WHAT IS REQUIRED: This exercise needs all of the entries set down again, exactly as they read.

SUPPLIED DATA:

_ _ _ _

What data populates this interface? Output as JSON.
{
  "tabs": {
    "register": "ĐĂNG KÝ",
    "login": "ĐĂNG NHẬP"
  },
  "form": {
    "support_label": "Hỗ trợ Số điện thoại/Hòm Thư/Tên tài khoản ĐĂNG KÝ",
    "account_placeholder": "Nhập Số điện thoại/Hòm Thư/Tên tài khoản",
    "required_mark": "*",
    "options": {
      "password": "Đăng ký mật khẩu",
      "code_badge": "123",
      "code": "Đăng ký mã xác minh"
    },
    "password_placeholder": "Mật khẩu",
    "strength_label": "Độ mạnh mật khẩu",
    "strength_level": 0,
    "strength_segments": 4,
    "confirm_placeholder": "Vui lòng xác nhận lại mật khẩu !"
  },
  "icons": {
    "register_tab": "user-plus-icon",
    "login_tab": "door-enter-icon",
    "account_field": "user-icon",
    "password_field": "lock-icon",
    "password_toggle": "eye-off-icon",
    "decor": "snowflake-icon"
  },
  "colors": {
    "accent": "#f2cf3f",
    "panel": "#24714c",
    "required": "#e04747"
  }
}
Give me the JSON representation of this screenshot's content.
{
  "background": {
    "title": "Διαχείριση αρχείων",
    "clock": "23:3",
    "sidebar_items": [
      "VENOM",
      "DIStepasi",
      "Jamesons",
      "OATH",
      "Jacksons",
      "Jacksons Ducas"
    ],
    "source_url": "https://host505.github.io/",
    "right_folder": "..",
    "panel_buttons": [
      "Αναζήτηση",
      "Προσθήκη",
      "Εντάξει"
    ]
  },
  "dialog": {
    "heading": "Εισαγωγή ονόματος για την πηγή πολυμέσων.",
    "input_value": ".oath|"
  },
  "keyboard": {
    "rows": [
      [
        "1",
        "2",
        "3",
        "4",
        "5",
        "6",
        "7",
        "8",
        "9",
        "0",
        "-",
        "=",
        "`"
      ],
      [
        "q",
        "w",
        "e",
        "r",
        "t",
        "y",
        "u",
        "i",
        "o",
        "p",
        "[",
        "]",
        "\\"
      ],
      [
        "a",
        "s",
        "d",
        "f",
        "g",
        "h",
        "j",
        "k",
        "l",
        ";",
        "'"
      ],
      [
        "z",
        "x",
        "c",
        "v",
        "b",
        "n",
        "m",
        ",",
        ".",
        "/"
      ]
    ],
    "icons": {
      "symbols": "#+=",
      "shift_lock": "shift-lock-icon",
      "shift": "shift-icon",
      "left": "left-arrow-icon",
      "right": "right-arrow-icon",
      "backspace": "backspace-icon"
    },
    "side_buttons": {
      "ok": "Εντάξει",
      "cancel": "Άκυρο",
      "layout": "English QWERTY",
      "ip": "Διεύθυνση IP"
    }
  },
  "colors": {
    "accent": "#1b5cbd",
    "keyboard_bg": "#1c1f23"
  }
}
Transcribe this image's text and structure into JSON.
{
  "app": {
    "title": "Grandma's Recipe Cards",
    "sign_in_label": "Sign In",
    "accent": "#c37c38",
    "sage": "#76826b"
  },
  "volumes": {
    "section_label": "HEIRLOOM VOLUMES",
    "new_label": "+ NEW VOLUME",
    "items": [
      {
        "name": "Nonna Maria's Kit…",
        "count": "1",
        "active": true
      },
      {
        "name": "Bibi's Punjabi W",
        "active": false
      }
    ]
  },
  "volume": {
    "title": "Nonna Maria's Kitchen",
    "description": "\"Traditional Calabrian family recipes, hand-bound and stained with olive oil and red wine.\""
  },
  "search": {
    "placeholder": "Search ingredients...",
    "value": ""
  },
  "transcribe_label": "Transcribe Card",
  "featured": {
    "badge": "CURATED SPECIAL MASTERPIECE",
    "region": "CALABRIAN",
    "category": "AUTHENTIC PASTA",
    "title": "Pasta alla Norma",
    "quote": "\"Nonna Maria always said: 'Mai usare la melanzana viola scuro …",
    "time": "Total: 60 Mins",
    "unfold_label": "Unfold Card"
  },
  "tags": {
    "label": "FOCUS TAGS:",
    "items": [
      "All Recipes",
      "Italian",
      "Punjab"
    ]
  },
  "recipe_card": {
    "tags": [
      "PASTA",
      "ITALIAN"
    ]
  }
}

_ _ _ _

RESULT FOR THIS EXERCISE:
What data populates this interface? Output as JSON.
{
  "tabs": {
    "register": "ĐĂNG KÝ",
    "login": "ĐĂNG NHẬP"
  },
  "form": {
    "support_label": "Hỗ trợ Số điện thoại/Hòm Thư/Tên tài khoản ĐĂNG KÝ",
    "account_placeholder": "Nhập Số điện thoại/Hòm Thư/Tên tài khoản",
    "required_mark": "*",
    "options": {
      "password": "Đăng ký mật khẩu",
      "code_badge": "123",
      "code": "Đăng ký mã xác minh"
    },
    "password_placeholder": "Mật khẩu",
    "strength_label": "Độ mạnh mật khẩu",
    "strength_level": 0,
    "strength_segments": 4,
    "confirm_placeholder": "Vui lòng xác nhận lại mật khẩu !"
  },
  "icons": {
    "register_tab": "user-plus-icon",
    "login_tab": "door-enter-icon",
    "account_field": "user-icon",
    "password_field": "lock-icon",
    "password_toggle": "eye-off-icon",
    "decor": "snowflake-icon"
  },
  "colors": {
    "accent": "#f2cf3f",
    "panel": "#24714c",
    "required": "#e04747"
  }
}
Give me the JSON representation of this screenshot's content.
{
  "background": {
    "title": "Διαχείριση αρχείων",
    "clock": "23:3",
    "sidebar_items": [
      "VENOM",
      "DIStepasi",
      "Jamesons",
      "OATH",
      "Jacksons",
      "Jacksons Ducas"
    ],
    "source_url": "https://host505.github.io/",
    "right_folder": "..",
    "panel_buttons": [
      "Αναζήτηση",
      "Προσθήκη",
      "Εντάξει"
    ]
  },
  "dialog": {
    "heading": "Εισαγωγή ονόματος για την πηγή πολυμέσων.",
    "input_value": ".oath|"
  },
  "keyboard": {
    "rows": [
      [
        "1",
        "2",
        "3",
        "4",
        "5",
        "6",
        "7",
        "8",
        "9",
        "0",
        "-",
        "=",
        "`"
      ],
      [
        "q",
        "w",
        "e",
        "r",
        "t",
        "y",
        "u",
        "i",
        "o",
        "p",
        "[",
        "]",
        "\\"
      ],
      [
        "a",
        "s",
        "d",
        "f",
        "g",
        "h",
        "j",
        "k",
        "l",
        ";",
        "'"
      ],
      [
        "z",
        "x",
        "c",
        "v",
        "b",
        "n",
        "m",
        ",",
        ".",
        "/"
      ]
    ],
    "icons": {
      "symbols": "#+=",
      "shift_lock": "shift-lock-icon",
      "shift": "shift-icon",
      "left": "left-arrow-icon",
      "right": "right-arrow-icon",
      "backspace": "backspace-icon"
    },
    "side_buttons": {
      "ok": "Εντάξει",
      "cancel": "Άκυρο",
      "layout": "English QWERTY",
      "ip": "Διεύθυνση IP"
    }
  },
  "colors": {
    "accent": "#1b5cbd",
    "keyboard_bg": "#1c1f23"
  }
}
Transcribe this image's text and structure into JSON.
{
  "app": {
    "title": "Grandma's Recipe Cards",
    "sign_in_label": "Sign In",
    "accent": "#c37c38",
    "sage": "#76826b"
  },
  "volumes": {
    "section_label": "HEIRLOOM VOLUMES",
    "new_label": "+ NEW VOLUME",
    "items": [
      {
        "name": "Nonna Maria's Kit…",
        "count": "1",
        "active": true
      },
      {
        "name": "Bibi's Punjabi W",
        "active": false
      }
    ]
  },
  "volume": {
    "title": "Nonna Maria's Kitchen",
    "description": "\"Traditional Calabrian family recipes, hand-bound and stained with olive oil and red wine.\""
  },
  "search": {
    "placeholder": "Search ingredients...",
    "value": ""
  },
  "transcribe_label": "Transcribe Card",
  "featured": {
    "badge": "CURATED SPECIAL MASTERPIECE",
    "region": "CALABRIAN",
    "category": "AUTHENTIC PASTA",
    "title": "Pasta alla Norma",
    "quote": "\"Nonna Maria always said: 'Mai usare la melanzana viola scuro …",
    "time": "Total: 60 Mins",
    "unfold_label": "Unfold Card"
  },
  "tags": {
    "label": "FOCUS TAGS:",
    "items": [
      "All Recipes",
      "Italian",
      "Punjab"
    ]
  },
  "recipe_card": {
    "tags": [
      "PASTA",
      "ITALIAN"
    ]
  }
}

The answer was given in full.